The U.S. Army has further punished a highly respected and decorated officer in the wake of Muslim groups complaining about the approved course he taught on radical Islam at National Defense University.
In October, WND reported Lt. Col. Matthew Dooley was fired from his position at the school for the way he conducted a class on how to respond to a variety of scenarios instigated by radical Muslims. A visitor to the class found the discussions offensive to Muslims and informed some 57 Islamic organizations, which then complained to Gen. Martin Dempsey, chairman of the Joint Chiefs of Staff. In addition to the firing, Gen. Dempsey promptly orchestrated a negative Officer Evaluation Report against Dooley that deeply tarnished a career that had received only sterling reviews from West Point through nearly 20 years in the service. Dempsey never discussed the incident with Dooley.
On Sunday, the Washington Times reported Dooley has been punished again, this time as he pursued the role of battalion commander. According to the Times, an Army command selection board studied Dooley's record and candidacy for a command assignment. The five-member panel agreed to keep Dooley under consideration. Shortly thereafter, Gen. Lloyd J. Austin III, who at the time was Army vice chief and subsequently became head of U.S. Central Command, overruled the board in a brief memo. His actions could effectively spell the end of Dooley's career.

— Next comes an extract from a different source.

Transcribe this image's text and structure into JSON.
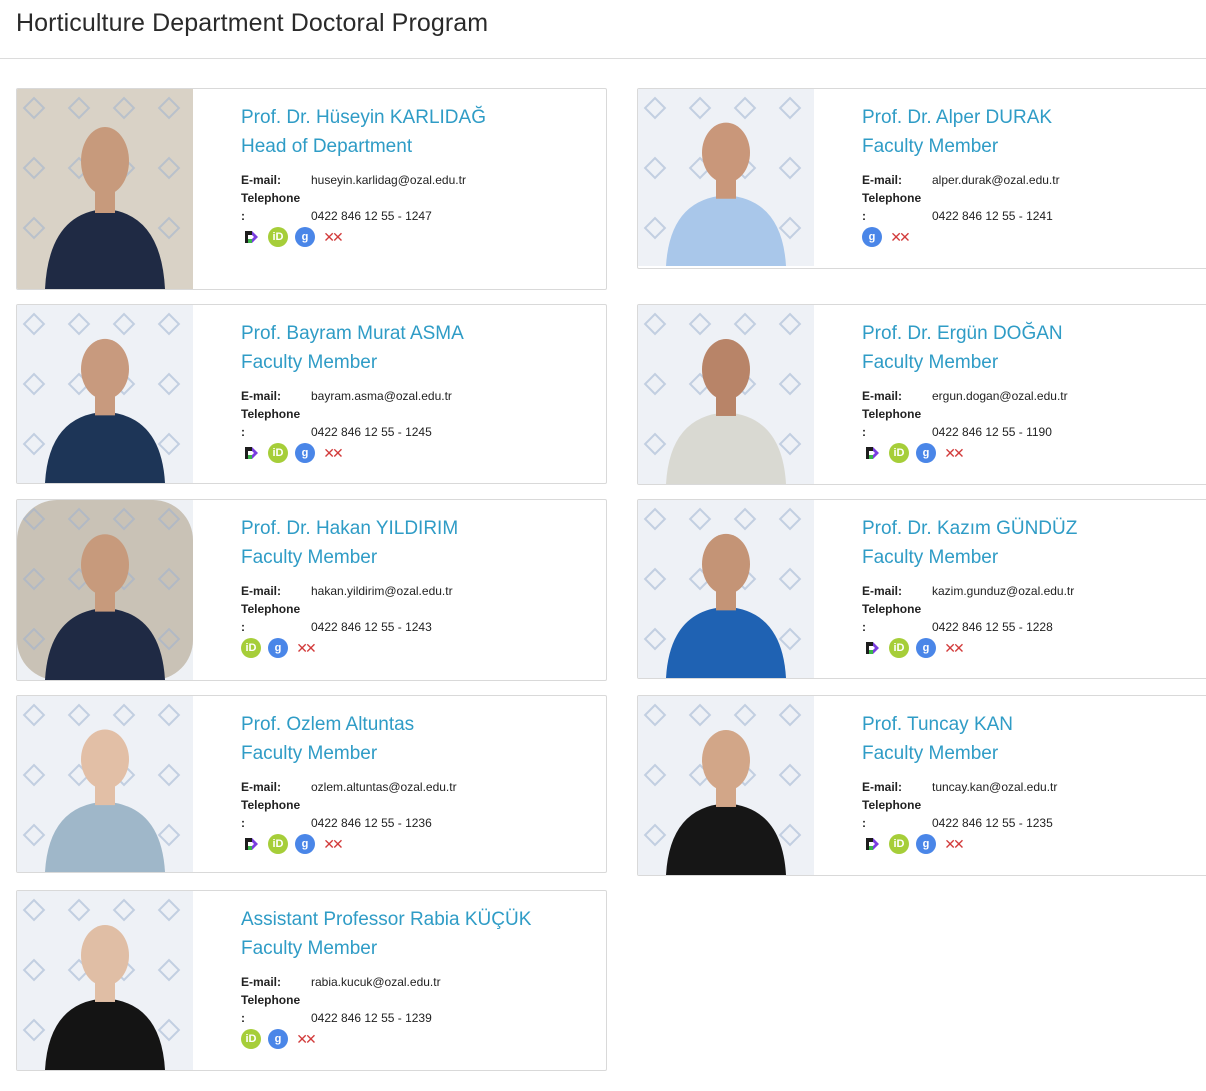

"There was no reason given, and that's also a very disturbing aspect of it," said Richard Thompson, president of the Thomas More Law Center, who is representing Dooley in his original appeal of his firing and negative review. "The way they're treating him now is not only a total miscarriage of justice on a personal level, but it also is really removing an effective combat leader from the Army, and it ultimately effects the national security of the United States."
Thompson told WND he doesn't believe this order originated with Gen. Austin. Instead, he believes Gen. Dempsey gave the order and Austin chose to follow so as not to impair his own career. However it happened, he said Lt. Col. Dooley is the victim of a dangerous policy.
"Instead of being loyal to the people that are loyal to you, they would rather throw Lt. Col. Dooley under the bus for their own advancement or to appease the Muslims, which ultimately could lead to the destruction of the United States internally. If we cannot accurately describe who the enemy is, how can we win a war?" asked Thompson.
Dooley's appeal of his initial punishment is still processing through the military bureaucracy. Thompson said Dooley will file a federal suit to defend his constitutional rights if the Army appeal is denied.